The big change: menopause

What exactly is menopause?

Menopause officially is diagnosed when a person has been without a period for 12 months in the absence of other reasons. During menopause, the ovaries stop producing as much estrogen, the hormone that stimulates menstruation, so they no longer release an egg each month.

The median age of menopause is 51 years of age. One percent of females will undergo menopause before age 40 and two percent are still not menopausal at age 55. Those who smoke, have Type 1 diabetes, live at high altitudes, are undernourished or are vegetarian tend to undergo menopause at younger ages.

A family history of menopause before age 45 may also predict earlier menopause. There are no accurate blood tests to diagnose menopause, but other conditions that may cause irregular menstrual cycles can be excluded.

While the first sign of menopause on the horizon is usually a change in the normal pattern of your periods, the most common symptom is hot flashes.

Other causes of period changes or irregular periods

Besides age, there are many other reasons for irregular or missed cycles:

  • Pregnancy and breastfeeding naturally prevent the body from going through the menstrual cycle.
  • Contraceptive methods, such as extended-cycle birth control pills, Nexplanon, DepoProvera, or the Mirena IUD, may safely change how frequently someone menstruates–or stop it all together. These can also be used as a treatment for painful or heavy periods.
  • Extreme stress, such as a death in the family or midterm exams, can delay menses on rare occasions.
  • More concerning causes of irregular menses are excessive exercise, polycystic ovarian syndrome (PCOS), extreme weight loss or gain, uterine fibroids, uterine cancer and thyroid disease.

Know what is a normal healthy period–for you.

When should I be worried about my period changes?

While “abnormal” menstrual bleeding is quite common, the best way to know what is normal for you is to keep a record of when your period starts, how many days you bleed, whether the bleeding seems heavy or light, and whether you notice cramping or other symptoms.
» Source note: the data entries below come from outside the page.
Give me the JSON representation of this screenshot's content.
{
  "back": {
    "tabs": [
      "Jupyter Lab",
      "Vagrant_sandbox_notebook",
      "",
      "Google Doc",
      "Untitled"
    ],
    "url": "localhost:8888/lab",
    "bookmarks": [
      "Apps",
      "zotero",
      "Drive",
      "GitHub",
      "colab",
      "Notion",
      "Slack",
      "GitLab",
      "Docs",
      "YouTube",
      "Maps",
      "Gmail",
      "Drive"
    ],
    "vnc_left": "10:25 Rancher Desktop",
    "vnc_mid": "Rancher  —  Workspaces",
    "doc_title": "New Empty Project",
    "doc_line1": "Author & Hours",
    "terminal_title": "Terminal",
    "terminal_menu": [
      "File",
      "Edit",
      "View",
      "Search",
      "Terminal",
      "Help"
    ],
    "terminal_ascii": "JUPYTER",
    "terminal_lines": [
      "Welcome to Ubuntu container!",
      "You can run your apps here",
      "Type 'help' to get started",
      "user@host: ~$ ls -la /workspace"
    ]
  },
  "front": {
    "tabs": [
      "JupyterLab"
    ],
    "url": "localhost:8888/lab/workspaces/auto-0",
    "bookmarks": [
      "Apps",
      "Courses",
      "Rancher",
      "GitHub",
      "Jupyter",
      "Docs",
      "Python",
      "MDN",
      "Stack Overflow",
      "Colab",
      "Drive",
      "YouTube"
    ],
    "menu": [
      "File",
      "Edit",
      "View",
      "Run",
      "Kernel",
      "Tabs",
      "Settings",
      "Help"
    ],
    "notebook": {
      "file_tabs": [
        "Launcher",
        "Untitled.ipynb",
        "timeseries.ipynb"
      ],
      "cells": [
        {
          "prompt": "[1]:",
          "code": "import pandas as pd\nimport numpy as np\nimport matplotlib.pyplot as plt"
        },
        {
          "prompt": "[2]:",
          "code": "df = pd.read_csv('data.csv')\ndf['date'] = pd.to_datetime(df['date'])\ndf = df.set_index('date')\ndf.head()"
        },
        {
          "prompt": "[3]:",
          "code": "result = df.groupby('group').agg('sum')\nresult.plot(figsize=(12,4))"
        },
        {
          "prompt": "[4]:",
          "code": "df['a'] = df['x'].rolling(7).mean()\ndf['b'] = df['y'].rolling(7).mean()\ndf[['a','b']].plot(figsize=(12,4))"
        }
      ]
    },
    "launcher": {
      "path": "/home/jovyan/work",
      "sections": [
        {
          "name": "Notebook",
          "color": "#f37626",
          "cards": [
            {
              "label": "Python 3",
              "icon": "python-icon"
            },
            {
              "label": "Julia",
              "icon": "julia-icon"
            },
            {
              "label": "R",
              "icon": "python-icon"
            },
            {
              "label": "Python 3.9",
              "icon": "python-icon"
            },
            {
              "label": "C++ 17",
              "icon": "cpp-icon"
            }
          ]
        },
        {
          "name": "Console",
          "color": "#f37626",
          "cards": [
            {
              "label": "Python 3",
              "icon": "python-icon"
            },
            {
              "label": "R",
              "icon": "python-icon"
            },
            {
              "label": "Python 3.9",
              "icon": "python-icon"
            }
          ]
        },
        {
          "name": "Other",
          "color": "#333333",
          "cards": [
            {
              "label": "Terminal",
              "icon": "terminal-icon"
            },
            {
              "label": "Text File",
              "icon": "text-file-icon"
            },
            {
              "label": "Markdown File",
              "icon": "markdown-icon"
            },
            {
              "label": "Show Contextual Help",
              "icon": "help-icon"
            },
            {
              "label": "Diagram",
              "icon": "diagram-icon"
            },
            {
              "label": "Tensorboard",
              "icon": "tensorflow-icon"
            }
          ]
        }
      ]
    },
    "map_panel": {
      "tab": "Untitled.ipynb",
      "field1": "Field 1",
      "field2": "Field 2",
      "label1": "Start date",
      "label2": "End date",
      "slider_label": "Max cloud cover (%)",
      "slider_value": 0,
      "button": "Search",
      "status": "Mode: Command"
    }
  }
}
Three months of keeping track should be enough to get an idea of what normal is for your body.

Seek medical advice if:

  • Your periods suddenly stop for more than 90 days
  • Your periods become irregular after having been regular
  • You bleed for more than seven days
  • You bleed more heavily than usual (soaking through more than one pad or tampon every hour)
  • You bleed at random times between periods
  • You bleed more than a year after your last menstrual period (i.e., postmenopausal bleeding)

As always, if you have any questions or concerns about your menstrual cycle, contact a Women’s Healthcare Associates office to schedule an appointment.